“Riding these sound waves, as it were, we can imagine entering the set of equipment itself, via the trembling surface of the speaker cone, as the dancer describe above. We thereby leave the corporeal wavebands of bodily kinetics and mechanics of sound waves, for the material waveband of electromagnetic and electromechanical milieux. Here the frequency of the vibrations is considerably faster and their amplitude correspondingly reduced. The vibrations of the electromagnetic spectrum are tranverse waves, as distinct from the longitudinal sound waves discussed so far. Besides an occasional electrical voltage shock from the equipment, these are not frequencies to which the human body has sensitivity.”
own emphasis added: Henrique, J Body Society 16, no. 1 (March 1, 2010) pp55 – 79
Thus as far as I can gather most of what Henriques methodology for rhythmanalytically considering an affective sound ecology could be extended to other creatures who might have sensitivity to these waves.
Which just about brings us full circle to what I started this ramble about. Having read about insect media I was told by my father that cockroaches were attracted to the low voltage given off by a computer. I think I need an expert entomologist to educate me one way or another as while there appears to be lots of anecdotal evidence of cockroach (and ant) infestastions within computers opinion seems to be divided upon whether its food, warmth or the electrical hum that attracts them. That electrical hum would indeed emit a frequency of vibrations to which no part of our anatomy would be sensitive to. For an idea of what it MIGHT be akin to have a look/listen at Condemned Bulbs.
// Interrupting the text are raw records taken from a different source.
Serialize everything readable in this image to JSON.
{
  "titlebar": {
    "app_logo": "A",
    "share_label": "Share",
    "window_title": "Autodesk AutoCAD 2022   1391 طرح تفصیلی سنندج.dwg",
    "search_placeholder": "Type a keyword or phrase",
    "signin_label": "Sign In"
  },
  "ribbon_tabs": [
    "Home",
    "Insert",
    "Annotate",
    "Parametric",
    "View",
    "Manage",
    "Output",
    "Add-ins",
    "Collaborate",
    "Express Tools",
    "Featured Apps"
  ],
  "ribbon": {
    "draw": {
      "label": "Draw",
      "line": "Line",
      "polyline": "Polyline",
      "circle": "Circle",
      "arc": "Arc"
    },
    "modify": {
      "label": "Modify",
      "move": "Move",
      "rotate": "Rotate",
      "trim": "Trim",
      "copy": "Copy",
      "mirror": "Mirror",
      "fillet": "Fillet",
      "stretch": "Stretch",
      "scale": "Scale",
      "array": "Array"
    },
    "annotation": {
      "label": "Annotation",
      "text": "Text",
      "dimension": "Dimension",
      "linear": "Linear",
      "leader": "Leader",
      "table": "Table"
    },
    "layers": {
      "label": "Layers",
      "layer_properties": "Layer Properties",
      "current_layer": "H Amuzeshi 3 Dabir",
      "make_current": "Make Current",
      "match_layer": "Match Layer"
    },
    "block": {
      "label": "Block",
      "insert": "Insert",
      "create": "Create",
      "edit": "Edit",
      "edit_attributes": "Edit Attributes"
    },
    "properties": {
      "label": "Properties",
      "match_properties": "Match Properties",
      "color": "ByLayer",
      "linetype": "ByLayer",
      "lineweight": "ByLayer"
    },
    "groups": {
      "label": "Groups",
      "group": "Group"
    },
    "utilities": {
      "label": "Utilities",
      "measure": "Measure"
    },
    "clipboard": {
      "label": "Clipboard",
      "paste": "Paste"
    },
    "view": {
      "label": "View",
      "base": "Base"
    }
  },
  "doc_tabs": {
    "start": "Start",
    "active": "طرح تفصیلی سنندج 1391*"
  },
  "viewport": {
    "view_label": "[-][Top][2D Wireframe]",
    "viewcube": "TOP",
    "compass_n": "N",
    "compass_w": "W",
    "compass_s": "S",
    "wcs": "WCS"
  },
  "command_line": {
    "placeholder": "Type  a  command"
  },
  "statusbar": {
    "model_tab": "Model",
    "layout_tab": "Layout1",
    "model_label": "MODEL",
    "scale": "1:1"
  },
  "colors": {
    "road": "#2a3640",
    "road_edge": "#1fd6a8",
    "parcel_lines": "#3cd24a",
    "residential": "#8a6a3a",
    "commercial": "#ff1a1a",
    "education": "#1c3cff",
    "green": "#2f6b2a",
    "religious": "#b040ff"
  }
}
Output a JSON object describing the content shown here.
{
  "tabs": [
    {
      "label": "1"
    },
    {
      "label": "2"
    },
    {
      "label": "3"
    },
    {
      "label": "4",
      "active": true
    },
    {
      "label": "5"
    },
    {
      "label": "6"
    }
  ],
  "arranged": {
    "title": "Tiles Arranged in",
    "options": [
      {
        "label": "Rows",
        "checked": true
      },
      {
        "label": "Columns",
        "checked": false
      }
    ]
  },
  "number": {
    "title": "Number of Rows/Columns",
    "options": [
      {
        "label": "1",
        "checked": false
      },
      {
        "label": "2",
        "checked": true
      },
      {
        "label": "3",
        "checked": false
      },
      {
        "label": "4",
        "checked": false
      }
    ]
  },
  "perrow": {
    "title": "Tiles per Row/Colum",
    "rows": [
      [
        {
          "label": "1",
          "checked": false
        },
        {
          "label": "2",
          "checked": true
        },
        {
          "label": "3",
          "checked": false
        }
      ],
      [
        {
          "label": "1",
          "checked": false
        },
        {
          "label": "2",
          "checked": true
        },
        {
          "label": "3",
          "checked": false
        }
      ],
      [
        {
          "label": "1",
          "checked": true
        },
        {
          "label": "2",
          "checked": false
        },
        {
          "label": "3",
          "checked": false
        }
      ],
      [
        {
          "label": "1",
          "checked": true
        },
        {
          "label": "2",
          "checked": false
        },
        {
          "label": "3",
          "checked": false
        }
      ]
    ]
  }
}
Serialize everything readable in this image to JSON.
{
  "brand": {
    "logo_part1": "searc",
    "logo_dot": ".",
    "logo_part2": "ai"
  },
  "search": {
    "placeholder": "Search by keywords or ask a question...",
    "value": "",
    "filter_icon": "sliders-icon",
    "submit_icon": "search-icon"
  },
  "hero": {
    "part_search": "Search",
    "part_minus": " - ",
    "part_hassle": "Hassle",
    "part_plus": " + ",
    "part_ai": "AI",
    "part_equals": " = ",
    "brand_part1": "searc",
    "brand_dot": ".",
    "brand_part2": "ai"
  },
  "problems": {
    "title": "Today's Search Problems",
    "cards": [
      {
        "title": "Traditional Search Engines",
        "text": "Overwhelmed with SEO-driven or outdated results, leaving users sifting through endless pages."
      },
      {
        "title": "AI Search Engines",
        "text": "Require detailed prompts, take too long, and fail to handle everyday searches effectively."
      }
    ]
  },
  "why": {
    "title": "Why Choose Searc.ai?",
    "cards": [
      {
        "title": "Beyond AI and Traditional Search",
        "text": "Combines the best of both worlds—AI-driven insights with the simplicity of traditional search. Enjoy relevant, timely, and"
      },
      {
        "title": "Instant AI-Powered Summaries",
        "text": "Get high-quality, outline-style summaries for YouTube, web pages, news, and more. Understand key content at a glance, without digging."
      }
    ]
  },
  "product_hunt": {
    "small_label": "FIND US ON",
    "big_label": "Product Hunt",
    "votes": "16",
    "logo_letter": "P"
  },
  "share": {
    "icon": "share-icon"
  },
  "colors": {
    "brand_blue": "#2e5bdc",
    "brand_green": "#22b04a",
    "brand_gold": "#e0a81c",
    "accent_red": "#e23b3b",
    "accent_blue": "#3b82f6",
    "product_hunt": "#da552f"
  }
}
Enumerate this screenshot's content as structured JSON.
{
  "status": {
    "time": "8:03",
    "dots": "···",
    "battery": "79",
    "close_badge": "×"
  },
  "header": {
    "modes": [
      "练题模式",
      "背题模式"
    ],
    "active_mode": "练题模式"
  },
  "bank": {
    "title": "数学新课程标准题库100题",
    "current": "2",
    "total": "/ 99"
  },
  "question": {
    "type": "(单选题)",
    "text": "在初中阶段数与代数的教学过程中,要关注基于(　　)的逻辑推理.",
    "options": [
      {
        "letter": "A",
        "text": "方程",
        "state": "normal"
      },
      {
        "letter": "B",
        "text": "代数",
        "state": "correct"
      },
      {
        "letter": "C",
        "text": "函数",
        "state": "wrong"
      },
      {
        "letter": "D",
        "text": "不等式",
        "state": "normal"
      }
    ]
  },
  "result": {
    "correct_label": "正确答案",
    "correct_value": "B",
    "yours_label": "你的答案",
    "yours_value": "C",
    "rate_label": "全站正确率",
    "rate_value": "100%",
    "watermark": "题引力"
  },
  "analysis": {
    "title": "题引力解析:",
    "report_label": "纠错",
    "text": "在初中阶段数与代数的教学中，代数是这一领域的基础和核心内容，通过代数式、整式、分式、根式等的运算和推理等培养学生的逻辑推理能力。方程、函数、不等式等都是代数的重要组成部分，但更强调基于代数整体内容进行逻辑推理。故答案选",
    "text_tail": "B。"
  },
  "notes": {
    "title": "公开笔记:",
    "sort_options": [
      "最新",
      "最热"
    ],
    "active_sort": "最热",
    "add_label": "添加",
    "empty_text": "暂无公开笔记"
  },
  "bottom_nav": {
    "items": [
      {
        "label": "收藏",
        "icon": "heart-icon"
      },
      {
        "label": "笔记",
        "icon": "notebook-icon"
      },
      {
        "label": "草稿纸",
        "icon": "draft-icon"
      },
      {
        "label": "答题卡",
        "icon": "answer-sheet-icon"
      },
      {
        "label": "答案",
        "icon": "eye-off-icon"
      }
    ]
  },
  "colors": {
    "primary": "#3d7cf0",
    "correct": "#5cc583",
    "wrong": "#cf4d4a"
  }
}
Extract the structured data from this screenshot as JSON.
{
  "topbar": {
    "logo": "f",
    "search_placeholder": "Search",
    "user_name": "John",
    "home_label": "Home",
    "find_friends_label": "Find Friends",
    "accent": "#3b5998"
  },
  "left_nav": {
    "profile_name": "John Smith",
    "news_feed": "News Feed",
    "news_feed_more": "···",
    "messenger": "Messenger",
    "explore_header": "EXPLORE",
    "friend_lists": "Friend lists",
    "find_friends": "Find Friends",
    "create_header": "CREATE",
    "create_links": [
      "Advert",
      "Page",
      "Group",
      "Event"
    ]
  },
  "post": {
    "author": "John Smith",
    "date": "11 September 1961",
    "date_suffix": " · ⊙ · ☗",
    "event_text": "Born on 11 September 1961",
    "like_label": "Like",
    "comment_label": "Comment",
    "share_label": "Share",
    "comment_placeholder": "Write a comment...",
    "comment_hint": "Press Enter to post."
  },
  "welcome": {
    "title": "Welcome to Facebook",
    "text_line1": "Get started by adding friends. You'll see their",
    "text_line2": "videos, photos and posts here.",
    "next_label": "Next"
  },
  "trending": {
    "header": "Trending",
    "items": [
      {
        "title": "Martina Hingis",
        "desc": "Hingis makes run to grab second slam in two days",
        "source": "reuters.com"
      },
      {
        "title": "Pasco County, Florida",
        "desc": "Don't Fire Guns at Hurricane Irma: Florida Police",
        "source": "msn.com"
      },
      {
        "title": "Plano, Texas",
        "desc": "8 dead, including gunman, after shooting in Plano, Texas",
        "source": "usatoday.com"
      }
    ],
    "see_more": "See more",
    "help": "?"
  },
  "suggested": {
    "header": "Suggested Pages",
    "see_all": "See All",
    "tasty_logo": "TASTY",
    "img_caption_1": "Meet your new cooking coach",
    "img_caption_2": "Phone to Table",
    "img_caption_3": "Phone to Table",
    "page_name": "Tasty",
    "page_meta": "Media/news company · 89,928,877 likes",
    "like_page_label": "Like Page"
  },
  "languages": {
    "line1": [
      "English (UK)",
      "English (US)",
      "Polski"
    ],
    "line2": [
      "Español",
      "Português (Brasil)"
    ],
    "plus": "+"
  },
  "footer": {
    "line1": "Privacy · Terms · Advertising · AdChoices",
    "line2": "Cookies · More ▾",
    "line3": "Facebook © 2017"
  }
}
For now I want to proceed in the assumption that the cockroaches are anatomically drawn to the particular frequency vibrations emitted by a computer. Because there is certainly evidence of pest control using similar strategies to deter them. And the point made about hertzian radiation contributing to colony collapse disorder (CCD) amongst bees and possibly even impacting upon trees (although this study is now somewhat contentious). All of this reminds me of the wonderful Truce project which used computers to bring mosquito frequencies in line with human song.
And what is the point? Well that Henriques frequency spectrogram for understanding affect via cyclic and patterned rhythms could be equally (and interestingly) applicable beyond the hertzian range to which our auditory and corporeal apparatus are sensitive (I stress corporeal because of high and low frequencies which affect us but which we don’t necessarily here: i.e. Gamelan music for the high end, Dubstep for the low end, and if neither make sense then just use the hypothetical Brown Note to illuminate the concept). And I find this especially interesting in destabilising an anthropocentric conception of frequency politics. It sticks out in my memory that when I went to the Natural History museum that there is an exhibit that stated “Humans exhibit no sensitivity to RF(radio frequency) waves” as if that were the end of it. The harnessing of the radio frequency (aka electromagnetic) spectrum is fascinating in terms of an invisible resource harnessed to augment or expand human intellect, but it has resulted in new and unknown patterns of vibration entering the Earths ecology. And the only way that we currently apprehend these patterns? See below
The above chart always staggers me in terms of how much values is wrung from the RF spectrum by conventional electronics. Digital Terrestrial Television and DAB2 will extract even more bang for buck from it in coming years. So for me any thinking about different ways to sense through and appreciate this facet of earthly existence is enlightening, especially one that doesn’t unduly privilege the human perspective